### INFORMATION

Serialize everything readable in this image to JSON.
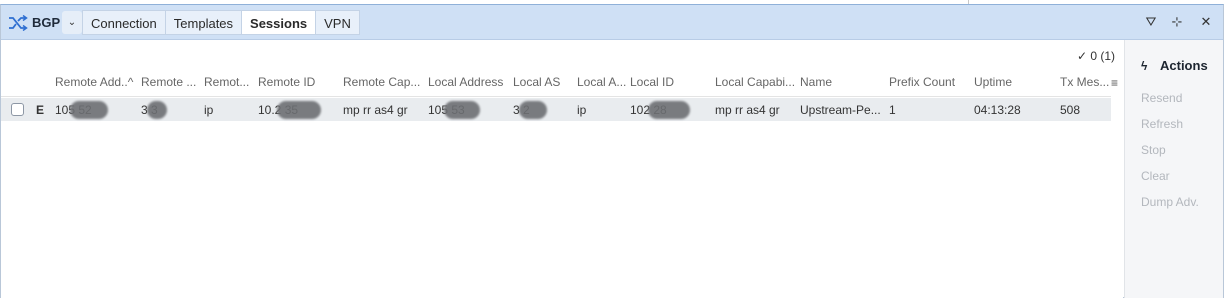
{
  "app": {
    "title": "BGP",
    "dropdown_glyph": "⌄",
    "icon": "shuffle-icon"
  },
  "tabs": [
    {
      "label": "Connection",
      "active": false
    },
    {
      "label": "Templates",
      "active": false
    },
    {
      "label": "Sessions",
      "active": true
    },
    {
      "label": "VPN",
      "active": false
    }
  ],
  "header_buttons": {
    "filter_glyph": "⛛",
    "pin_glyph": "⊹",
    "close_glyph": "✕"
  },
  "count": "✓ 0 (1)",
  "columns": [
    {
      "label": "Remote Add..^"
    },
    {
      "label": "Remote ..."
    },
    {
      "label": "Remot..."
    },
    {
      "label": "Remote ID"
    },
    {
      "label": "Remote Cap..."
    },
    {
      "label": "Local Address"
    },
    {
      "label": "Local AS"
    },
    {
      "label": "Local A..."
    },
    {
      "label": "Local ID"
    },
    {
      "label": "Local Capabi..."
    },
    {
      "label": "Name"
    },
    {
      "label": "Prefix Count"
    },
    {
      "label": "Uptime"
    },
    {
      "label": "Tx Mes..."
    }
  ],
  "column_menu_glyph": "≡",
  "rows": [
    {
      "flag": "E",
      "remote_address": "105      52",
      "remote_as": "3   3",
      "remote_afi": "ip",
      "remote_id": "10.2       35",
      "remote_cap": "mp rr as4 gr",
      "local_address": "105      53",
      "local_as": "3   2",
      "local_afi": "ip",
      "local_id": "102       28",
      "local_cap": "mp rr as4 gr",
      "name": "Upstream-Pe...",
      "prefix_count": "1",
      "uptime": "04:13:28",
      "tx_messages": "508"
    }
  ],
  "actions": {
    "title": "Actions",
    "icon_glyph": "ϟ",
    "items": [
      "Resend",
      "Refresh",
      "Stop",
      "Clear",
      "Dump Adv."
    ]
  }
}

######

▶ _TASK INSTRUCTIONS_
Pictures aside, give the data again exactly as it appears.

▶ _ANSWER BOX_
Serialize everything readable in this image to JSON.
{
  "app": {
    "title": "BGP",
    "dropdown_glyph": "⌄",
    "icon": "shuffle-icon"
  },
  "tabs": [
    {
      "label": "Connection",
      "active": false
    },
    {
      "label": "Templates",
      "active": false
    },
    {
      "label": "Sessions",
      "active": true
    },
    {
      "label": "VPN",
      "active": false
    }
  ],
  "header_buttons": {
    "filter_glyph": "⛛",
    "pin_glyph": "⊹",
    "close_glyph": "✕"
  },
  "count": "✓ 0 (1)",
  "columns": [
    {
      "label": "Remote Add..^"
    },
    {
      "label": "Remote ..."
    },
    {
      "label": "Remot..."
    },
    {
      "label": "Remote ID"
    },
    {
      "label": "Remote Cap..."
    },
    {
      "label": "Local Address"
    },
    {
      "label": "Local AS"
    },
    {
      "label": "Local A..."
    },
    {
      "label": "Local ID"
    },
    {
      "label": "Local Capabi..."
    },
    {
      "label": "Name"
    },
    {
      "label": "Prefix Count"
    },
    {
      "label": "Uptime"
    },
    {
      "label": "Tx Mes..."
    }
  ],
  "column_menu_glyph": "≡",
  "rows": [
    {
      "flag": "E",
      "remote_address": "105      52",
      "remote_as": "3   3",
      "remote_afi": "ip",
      "remote_id": "10.2       35",
      "remote_cap": "mp rr as4 gr",
      "local_address": "105      53",
      "local_as": "3   2",
      "local_afi": "ip",
      "local_id": "102       28",
      "local_cap": "mp rr as4 gr",
      "name": "Upstream-Pe...",
      "prefix_count": "1",
      "uptime": "04:13:28",
      "tx_messages": "508"
    }
  ],
  "actions": {
    "title": "Actions",
    "icon_glyph": "ϟ",
    "items": [
      "Resend",
      "Refresh",
      "Stop",
      "Clear",
      "Dump Adv."
    ]
  }
}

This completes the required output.